February 22, 2012
Two-thirds of Americans with hepatitis C virus were born between 1945 and 1965, and federal health officials are considering whether to recommend one-time HCV testing for this group. "One of every 33 baby boomers are living with hepatitis C infection," said Dr. John Ward, director of CDC's Division of Viral Hepatitis. "Most people will be surprised, because it's a silent epidemic."
Recorded deaths from HCV have surpassed those from HIV, a new CDC study of mortality data between 1999 and 2007 found. Deaths from HCV had increased significantly to 15,106 in 2007, while HIV deaths fell to 12,734. Three-fourths of hepatitis deaths occurred in people ages 45-64.
An estimated 3.2 million Americans have chronic HCV, but at least half may not know it. Before 1992, when widespread HCV testing of the blood supply began, the virus commonly was spread through blood transfusions. A one-time experiment with drugs, even if it was decades ago, also could have led to an infection. "Asking someone about a risk that happened 20 to 30 years ago is a lot to ask," Ward said.
Current CDC guidelines recommend testing those known to be at high risk, but federal health officials are considering whether anyone born between 1945 and 1965 should get a one-time HCV blood test. A second CDC-funded study analyzing that option concluded it had the potential to save 82,000 lives.

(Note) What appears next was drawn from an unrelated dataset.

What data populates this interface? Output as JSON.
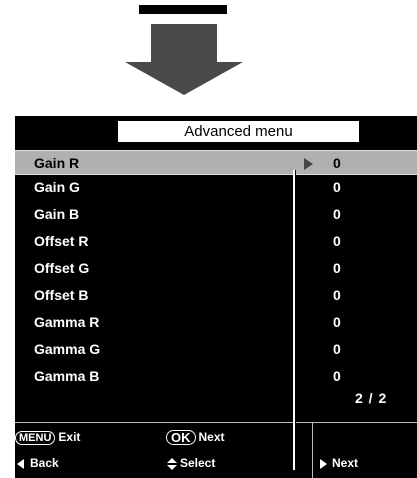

"Mortality will continue to grow for the next 10 to 15 years at least, unless we do something different" to find and treat silent HCV infections, Ward said.
Research suggests that adding to standard HCV treatment one of two new drugs could boost cure rates as high as 75 percent, with some patients able to complete therapy in just six months. A third study from Stanford University found the new triple HCV therapy would be cost-effective for people with advanced disease, and genetic testing could be used to help identify those with mild disease needing such treatment.
The studies, "The Increasing Burden of Mortality from Viral Hepatitis in the United States Between 1999 and 2007," "The Cost-Effectiveness of Birth-Cohort Screening for Hepatitis C Antibody in U.S. Primary Care Settings" and "New Protease Inhibitors for the Treatment of Chronic Hepatitis C: A Cost-Effectiveness Analysis," were published in the Annals of Internal Medicine (2012;156(4):271-278, 263-270 and 279-290, respectively).
02.21.2012; Lauran Neergaard
No comments have been made.
The content on this page is free of advertiser influence and was produced by our editorial team. See our content and advertising policies.
|Incidence of All Cancers but Lung Cancer Drops After HIV Group Stops Smoking|
|New HIV Infections Drop 18% in 6 Years|
|The Company You Keep: Do Social Networks Influence HIV Status?|
|HIV-Associated Neurocognitive Disorders and the Gut Microbiome|
|Implementation of a Rapid HIV Diagnostic and Referral Strategy|
|Antibody Therapies Effective at Preventing HIV From Invading CD4 Cells|